2022’s Witch Hat Atelier, Volume 11 is the eleventh tankōbon of Kamome Shirahama’s Witch Hat Atelier fantasy manga series. Witch Hat Atelier (Tongari Bōshi no Atelier in the original Japanese) has been serialized in Kodansha’s Monthly Morning Two magazine since July 2016. The English translation of Volume 11 first appeared in 2023.
Having been convinced to demonstrate some wonderous new spell in an upcoming procession, Coco encounters a foe too formidable even for her: spellcaster’s block.
It is not enough to resolve to invent some wondrous new magical application. One must actually invent the application. Coco finds the task so important yet so difficult that she spirals into panic and despair.

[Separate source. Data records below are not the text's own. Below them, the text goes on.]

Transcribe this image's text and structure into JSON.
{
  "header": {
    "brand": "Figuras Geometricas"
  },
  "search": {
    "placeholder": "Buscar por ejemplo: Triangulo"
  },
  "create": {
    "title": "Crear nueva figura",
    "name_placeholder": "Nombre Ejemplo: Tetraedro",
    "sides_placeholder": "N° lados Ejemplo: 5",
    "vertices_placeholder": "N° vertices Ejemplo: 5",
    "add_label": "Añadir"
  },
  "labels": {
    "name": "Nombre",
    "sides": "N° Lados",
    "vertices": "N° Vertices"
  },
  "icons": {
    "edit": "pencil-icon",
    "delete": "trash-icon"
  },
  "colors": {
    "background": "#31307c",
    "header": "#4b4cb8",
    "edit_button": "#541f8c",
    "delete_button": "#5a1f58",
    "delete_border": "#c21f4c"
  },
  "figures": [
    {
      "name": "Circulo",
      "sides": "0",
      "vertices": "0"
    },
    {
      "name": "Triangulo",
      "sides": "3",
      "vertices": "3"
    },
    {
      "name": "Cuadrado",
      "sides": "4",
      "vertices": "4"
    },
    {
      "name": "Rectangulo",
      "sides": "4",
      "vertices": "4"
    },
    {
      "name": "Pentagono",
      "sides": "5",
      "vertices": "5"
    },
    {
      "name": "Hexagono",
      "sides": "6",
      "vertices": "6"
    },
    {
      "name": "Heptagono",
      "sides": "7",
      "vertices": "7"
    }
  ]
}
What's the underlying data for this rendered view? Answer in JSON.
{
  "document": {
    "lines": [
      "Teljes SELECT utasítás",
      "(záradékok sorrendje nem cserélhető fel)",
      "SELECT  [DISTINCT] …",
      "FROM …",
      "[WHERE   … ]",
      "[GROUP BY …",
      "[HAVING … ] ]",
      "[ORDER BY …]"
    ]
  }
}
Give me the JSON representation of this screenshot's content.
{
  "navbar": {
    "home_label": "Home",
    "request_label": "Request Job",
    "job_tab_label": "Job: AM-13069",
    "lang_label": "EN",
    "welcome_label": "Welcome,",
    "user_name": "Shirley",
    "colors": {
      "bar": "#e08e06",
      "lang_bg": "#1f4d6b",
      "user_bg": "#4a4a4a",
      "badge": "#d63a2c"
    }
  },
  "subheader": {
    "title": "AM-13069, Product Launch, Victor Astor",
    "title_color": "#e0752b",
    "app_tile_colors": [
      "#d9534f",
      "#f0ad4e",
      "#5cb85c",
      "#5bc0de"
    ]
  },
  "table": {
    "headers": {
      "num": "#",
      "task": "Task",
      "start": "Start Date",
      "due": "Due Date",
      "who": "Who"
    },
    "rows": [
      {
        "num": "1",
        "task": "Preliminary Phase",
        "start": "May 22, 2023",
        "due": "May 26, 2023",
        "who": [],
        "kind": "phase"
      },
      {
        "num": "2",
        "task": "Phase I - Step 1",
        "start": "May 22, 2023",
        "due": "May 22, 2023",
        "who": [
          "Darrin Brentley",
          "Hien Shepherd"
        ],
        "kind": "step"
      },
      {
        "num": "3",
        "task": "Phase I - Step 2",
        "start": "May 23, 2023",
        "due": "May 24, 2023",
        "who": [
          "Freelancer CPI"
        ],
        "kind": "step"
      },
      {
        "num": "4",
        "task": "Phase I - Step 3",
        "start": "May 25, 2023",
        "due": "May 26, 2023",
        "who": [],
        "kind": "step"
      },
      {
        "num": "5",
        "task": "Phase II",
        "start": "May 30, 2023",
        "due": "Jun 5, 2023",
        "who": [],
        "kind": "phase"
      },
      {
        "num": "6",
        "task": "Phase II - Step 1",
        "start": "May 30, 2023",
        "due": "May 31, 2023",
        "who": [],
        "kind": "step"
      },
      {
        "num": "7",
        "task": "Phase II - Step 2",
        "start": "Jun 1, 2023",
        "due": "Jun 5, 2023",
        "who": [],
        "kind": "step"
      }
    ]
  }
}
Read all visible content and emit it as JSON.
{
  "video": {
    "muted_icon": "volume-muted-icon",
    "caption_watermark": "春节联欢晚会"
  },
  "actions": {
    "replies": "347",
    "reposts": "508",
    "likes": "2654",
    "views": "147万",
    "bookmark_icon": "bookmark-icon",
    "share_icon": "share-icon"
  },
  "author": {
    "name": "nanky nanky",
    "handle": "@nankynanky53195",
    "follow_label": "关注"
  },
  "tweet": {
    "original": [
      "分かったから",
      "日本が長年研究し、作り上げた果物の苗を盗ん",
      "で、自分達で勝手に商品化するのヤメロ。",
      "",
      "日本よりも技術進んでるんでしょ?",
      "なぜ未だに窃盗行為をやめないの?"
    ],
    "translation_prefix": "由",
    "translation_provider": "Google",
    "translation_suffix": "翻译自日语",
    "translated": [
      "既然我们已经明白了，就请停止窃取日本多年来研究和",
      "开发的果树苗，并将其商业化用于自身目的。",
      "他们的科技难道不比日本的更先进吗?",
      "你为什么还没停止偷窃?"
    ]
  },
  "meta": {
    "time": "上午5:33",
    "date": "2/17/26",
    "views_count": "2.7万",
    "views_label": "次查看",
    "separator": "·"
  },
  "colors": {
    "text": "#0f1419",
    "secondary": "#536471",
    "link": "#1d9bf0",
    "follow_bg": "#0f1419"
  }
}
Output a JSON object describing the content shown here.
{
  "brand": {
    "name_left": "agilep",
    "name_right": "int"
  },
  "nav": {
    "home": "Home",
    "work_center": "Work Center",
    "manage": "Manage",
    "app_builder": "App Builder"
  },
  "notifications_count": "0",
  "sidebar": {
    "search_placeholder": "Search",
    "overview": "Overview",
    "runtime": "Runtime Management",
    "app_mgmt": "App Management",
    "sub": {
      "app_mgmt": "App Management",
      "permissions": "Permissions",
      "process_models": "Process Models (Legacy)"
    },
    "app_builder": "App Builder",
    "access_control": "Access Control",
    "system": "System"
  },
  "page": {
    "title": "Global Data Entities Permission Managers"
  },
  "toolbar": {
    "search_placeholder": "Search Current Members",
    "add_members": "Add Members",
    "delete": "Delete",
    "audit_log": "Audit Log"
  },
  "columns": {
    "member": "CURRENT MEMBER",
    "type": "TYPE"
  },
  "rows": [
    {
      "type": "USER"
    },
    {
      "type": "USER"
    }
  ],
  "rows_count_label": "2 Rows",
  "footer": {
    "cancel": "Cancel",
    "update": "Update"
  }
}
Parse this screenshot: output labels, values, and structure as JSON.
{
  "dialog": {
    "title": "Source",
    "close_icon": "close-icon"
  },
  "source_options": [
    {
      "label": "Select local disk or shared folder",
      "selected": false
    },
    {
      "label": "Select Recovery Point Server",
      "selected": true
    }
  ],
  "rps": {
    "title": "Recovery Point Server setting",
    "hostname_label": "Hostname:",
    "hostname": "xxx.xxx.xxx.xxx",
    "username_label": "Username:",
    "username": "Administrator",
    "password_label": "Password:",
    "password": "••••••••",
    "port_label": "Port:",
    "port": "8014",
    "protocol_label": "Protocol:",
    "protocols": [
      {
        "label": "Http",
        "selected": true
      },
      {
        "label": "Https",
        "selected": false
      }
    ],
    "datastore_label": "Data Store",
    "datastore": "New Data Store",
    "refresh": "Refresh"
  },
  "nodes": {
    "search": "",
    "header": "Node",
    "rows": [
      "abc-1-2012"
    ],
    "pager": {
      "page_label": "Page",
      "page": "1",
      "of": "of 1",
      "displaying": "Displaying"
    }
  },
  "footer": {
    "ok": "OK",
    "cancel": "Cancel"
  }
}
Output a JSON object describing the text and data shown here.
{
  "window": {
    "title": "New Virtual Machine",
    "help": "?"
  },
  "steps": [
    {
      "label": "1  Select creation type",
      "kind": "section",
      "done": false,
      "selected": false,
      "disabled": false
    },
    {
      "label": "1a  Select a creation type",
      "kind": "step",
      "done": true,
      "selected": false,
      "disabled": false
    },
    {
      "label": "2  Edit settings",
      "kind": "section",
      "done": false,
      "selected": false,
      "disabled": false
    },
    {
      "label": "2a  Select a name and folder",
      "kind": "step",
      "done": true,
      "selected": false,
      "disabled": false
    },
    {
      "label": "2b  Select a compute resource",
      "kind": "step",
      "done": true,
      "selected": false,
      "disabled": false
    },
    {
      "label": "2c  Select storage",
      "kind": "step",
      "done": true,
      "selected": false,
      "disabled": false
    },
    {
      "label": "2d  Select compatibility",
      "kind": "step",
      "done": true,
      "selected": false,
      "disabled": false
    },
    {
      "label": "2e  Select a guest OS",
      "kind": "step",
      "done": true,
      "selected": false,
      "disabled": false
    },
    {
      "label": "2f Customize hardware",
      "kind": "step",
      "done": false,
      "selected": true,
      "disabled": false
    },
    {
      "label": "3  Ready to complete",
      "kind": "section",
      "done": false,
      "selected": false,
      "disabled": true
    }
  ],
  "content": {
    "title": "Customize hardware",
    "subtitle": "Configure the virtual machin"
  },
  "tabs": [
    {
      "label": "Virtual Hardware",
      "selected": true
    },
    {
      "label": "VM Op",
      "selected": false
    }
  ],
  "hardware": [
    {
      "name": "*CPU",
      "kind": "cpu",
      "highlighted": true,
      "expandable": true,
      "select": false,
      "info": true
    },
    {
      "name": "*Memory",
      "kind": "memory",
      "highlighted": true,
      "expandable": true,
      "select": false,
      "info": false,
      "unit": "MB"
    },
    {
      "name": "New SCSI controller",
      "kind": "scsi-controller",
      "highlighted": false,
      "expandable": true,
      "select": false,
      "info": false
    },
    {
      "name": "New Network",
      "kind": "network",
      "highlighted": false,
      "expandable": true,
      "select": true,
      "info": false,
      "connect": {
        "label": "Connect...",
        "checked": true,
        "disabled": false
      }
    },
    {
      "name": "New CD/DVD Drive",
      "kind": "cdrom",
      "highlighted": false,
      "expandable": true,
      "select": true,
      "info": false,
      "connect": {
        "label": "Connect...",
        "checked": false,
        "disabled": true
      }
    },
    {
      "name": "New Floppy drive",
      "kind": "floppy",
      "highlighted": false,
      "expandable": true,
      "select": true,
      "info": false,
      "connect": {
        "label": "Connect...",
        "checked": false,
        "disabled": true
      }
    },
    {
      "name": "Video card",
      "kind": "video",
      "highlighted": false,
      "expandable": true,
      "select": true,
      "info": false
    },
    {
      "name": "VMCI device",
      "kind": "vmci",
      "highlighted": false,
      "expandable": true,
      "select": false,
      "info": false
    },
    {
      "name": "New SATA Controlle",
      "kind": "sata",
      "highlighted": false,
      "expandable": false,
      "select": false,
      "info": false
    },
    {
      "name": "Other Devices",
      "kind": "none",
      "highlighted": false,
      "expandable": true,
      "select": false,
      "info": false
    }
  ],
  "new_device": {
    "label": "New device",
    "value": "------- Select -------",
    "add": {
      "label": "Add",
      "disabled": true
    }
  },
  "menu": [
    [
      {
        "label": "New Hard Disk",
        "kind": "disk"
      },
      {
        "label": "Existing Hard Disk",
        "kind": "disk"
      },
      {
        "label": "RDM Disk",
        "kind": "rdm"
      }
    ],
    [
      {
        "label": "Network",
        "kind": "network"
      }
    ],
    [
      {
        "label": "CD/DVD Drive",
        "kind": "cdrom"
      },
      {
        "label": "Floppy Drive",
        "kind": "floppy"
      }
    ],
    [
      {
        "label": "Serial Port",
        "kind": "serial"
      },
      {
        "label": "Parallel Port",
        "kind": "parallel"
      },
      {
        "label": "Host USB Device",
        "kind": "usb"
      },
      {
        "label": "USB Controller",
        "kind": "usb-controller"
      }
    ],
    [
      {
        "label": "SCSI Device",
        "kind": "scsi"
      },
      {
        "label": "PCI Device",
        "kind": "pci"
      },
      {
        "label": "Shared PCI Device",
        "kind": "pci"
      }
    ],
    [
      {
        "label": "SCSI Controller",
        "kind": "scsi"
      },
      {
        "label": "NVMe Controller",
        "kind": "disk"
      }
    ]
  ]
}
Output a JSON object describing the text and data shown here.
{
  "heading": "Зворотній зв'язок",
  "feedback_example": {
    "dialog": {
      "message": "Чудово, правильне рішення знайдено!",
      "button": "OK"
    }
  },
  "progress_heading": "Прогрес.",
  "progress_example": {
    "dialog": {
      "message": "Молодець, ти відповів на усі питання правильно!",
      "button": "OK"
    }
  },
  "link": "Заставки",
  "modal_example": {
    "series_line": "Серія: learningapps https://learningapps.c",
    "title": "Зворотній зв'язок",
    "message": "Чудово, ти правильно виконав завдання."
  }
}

Fellow student Agott, with whom Coco has never been friends, charitably steps in with advice that breaks Coco out of her doom loop. Past conflict (Agott was unpleasant to Coco when Coco first arrived at the Atelier) is forgotten.
Coco invents a cunning new water purification method. She’s ready to go — or so she thinks. But she soon realizes that she has a new problem: it’s not enough to invent something that’s socially beneficial. Potential customers need to see what the product can do for them. Coco’s idea is a good starting point, but it requires a tweak from Agott to make Coco’s innovation marketable.
So far the story is heartwarming … which makes the magical catastrophe that ends the volume something of a mood-killer.
The art on this still amazes me. I really should track down Kamome Shirahama’s other work.
One of the main themes of the manga so far is that the witches are determined to regulate magic, which can get out of hand without some oversight. (Coco knows this all too well, as she killed her own mother in the first volume of the manga, when she was first exploring magic.) Of course, the regulations can be enforced draconically (with nasty consequences) as Coco also knows all too well. Given this setting, I found myself wondering why witches would encourage the development of commercially viable magical products, as they do in this volume. Surely those products can get out of hand?
On the whole this is a comparatively quiet volume. No horrifying body-warping magic1, just writer’s block. No big fights, just students learning to be better friends. Presumably, this is to better contrast with Volume 12, which promises calamity on a vast scale.
1: No body-warping magic in this volume. But there are hints that it’s going to be a big deal in Volume 12.…